Audit committee to hold workshops
It will be the middle of November before members of the newly formed Douglas County Audit Committee will be doing monthly workshops for its members.
Grand jurors called for the committee to be established in their Tiregate report issued in March.
Commissioner Dave Nelson, who serves on the committee, said members have met twice and expressed a desire to hold a less formal meeting.
“Two or three members voiced the opinion that they wanted to have workshops where they could have a little looser atmosphere,” he said. “They want to address things with a more open discussion, get to know each other better and have (consultant) Moss Adams inform us about our procedures and requirements will be.”
Commissioner Nancy McDermid suggested having a lunch meeting where they could sit down and socialize.

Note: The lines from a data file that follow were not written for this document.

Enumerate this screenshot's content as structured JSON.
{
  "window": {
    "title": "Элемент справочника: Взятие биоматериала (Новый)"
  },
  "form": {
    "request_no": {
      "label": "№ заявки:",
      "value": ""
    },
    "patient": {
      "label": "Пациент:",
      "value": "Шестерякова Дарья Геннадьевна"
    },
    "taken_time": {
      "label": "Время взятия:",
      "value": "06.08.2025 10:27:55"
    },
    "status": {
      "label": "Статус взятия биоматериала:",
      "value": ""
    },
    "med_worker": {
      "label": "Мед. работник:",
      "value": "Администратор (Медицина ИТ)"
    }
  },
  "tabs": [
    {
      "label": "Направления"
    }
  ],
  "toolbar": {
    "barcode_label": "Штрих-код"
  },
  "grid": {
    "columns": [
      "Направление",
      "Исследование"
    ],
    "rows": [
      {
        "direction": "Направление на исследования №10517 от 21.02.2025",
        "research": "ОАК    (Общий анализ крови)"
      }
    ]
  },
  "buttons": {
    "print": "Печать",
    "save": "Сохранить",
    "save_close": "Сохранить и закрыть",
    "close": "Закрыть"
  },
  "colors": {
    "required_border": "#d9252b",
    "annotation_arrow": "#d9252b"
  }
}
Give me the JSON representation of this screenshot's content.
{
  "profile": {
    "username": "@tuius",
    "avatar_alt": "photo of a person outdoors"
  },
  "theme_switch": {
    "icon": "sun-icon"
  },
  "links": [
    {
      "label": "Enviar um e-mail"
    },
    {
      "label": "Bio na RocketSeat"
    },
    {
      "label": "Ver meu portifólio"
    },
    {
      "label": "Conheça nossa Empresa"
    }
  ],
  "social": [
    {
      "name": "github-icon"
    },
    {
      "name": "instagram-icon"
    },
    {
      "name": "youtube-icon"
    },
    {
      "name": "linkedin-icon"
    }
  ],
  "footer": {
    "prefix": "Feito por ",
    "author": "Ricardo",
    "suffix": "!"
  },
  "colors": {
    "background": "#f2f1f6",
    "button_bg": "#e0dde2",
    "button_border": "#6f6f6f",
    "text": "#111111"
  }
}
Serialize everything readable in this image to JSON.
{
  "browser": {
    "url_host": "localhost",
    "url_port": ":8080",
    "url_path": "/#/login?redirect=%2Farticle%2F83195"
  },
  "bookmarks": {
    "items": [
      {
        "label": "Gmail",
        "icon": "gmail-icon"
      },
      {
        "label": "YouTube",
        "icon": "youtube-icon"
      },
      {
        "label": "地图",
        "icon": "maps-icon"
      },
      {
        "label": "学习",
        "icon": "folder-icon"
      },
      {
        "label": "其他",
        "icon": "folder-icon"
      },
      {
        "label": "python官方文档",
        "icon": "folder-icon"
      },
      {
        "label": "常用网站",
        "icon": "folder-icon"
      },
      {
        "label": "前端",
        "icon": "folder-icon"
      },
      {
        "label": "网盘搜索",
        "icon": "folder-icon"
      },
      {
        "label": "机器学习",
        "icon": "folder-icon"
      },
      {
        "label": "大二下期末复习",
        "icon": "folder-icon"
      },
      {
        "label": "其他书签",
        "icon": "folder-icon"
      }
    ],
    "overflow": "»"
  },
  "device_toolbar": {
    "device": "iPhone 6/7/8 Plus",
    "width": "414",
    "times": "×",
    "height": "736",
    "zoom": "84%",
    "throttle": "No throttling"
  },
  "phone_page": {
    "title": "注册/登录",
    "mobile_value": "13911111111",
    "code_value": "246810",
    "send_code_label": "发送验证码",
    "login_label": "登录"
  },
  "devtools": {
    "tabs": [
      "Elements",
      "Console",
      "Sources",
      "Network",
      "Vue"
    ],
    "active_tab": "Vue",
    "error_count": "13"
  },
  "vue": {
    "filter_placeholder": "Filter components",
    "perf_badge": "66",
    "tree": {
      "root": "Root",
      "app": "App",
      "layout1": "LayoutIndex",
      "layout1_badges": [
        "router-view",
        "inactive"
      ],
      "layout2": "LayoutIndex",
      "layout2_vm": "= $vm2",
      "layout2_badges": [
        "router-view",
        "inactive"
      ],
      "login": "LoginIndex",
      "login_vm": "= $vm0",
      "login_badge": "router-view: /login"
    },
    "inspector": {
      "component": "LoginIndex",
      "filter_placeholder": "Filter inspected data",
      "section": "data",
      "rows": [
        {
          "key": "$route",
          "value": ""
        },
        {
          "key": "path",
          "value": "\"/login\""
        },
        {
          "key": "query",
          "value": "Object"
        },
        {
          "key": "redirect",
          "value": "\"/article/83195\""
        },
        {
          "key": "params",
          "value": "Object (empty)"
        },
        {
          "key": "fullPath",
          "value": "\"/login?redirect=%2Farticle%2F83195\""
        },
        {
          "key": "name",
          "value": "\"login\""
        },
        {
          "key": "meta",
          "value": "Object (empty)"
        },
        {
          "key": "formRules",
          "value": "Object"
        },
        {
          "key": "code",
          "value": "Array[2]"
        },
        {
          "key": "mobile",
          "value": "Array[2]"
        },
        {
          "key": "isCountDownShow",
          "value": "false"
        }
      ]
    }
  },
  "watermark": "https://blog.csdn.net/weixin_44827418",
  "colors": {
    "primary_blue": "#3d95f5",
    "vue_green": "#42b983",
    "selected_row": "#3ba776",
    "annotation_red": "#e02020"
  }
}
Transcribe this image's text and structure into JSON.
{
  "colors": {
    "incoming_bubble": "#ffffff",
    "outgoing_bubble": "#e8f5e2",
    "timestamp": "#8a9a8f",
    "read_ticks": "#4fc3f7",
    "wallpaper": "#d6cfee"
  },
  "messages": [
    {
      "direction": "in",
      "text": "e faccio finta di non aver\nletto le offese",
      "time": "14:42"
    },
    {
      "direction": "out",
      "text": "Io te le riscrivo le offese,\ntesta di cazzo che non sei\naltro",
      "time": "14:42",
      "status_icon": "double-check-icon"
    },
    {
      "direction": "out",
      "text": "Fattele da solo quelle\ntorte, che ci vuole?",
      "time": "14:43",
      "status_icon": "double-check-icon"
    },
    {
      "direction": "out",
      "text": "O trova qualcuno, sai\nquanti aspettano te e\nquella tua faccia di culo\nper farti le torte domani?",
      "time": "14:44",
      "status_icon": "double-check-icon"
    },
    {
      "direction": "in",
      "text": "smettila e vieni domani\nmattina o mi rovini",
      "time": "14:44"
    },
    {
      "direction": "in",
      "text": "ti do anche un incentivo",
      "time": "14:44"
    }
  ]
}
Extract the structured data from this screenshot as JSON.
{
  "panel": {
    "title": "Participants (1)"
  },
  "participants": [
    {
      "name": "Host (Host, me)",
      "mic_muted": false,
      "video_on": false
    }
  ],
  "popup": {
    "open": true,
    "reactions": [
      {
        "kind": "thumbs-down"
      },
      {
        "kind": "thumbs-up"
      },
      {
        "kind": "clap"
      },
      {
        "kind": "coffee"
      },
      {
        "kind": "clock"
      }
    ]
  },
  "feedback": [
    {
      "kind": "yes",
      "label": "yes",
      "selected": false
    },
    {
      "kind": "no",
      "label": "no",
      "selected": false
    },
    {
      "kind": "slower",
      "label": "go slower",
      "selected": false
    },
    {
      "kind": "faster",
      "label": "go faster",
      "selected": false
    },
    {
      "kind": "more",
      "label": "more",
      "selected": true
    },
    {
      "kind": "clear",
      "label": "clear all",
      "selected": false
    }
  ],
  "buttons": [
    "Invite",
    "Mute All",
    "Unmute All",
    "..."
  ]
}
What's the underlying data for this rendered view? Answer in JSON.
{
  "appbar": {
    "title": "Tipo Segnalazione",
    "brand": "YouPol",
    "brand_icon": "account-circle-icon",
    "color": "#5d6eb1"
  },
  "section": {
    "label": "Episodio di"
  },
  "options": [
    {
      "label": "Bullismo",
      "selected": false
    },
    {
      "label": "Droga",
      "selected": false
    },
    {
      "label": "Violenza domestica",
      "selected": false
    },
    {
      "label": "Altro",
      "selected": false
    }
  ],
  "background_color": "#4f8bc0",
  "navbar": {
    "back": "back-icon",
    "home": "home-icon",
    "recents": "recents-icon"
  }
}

She related that the new Chief Financial Officer Terri Willoughby, who arrives Oct. 1, will be expected to staff the audit meetings.
She said that person has been involved with audit committees in other jurisdictions and would be a help to the audit committee.
Moss Adams is continuing its work on the county’s risk assessment, and an internal audit is not yet finished, McDermid said.
Commissioner Larry Walsh said he agreed that having at least one meeting is a good idea.
Nelson agreed to delaying the workshop until all the parties are available.
Moss Adams was hired in July by the county as the auditor for $110,000 in the wake of the $1 million Tiregate embezzlement.
The firm will develop the internal audit policy and a plan to identify risks and take steps to minimize the chance the county will suffer another large theft like that from the motorpool.
The Nevada Division of Investigation is conducting the probe into the $1 million in tires that were charged to the county but never made it to county vehicles. Any criminal charges arising from the thefts would be prosecuted by the Nevada Attorney General’s Office. No information has been released as a result of that investigation.
“This is still an open case and an ongoing investigation,” spokeswoman Kim Smith said.
An insurance claim to recover the county’s loss is waiting on the results of the investigation.
Vehicle Maintenance Director Chris Oakden worked on vehicles using county supplies, in addition to purchasing tires, according to the Douglas County Grand Jury.
The thefts were reported to county officials not long before the April 2017 collision that claimed Oakden’s life.
Grand jurors found that Oakden moved his activities off-site after a 2012 inquiry into his activities, with some of the purchases never making it to any county facility.
“Instead he used his personal vehicle to drive them as far as Sacramento, and then sold them to private individuals,” the report said.
More than 400 commercial truck tires that didn’t fit any county vehicles were purchased during 2016-17.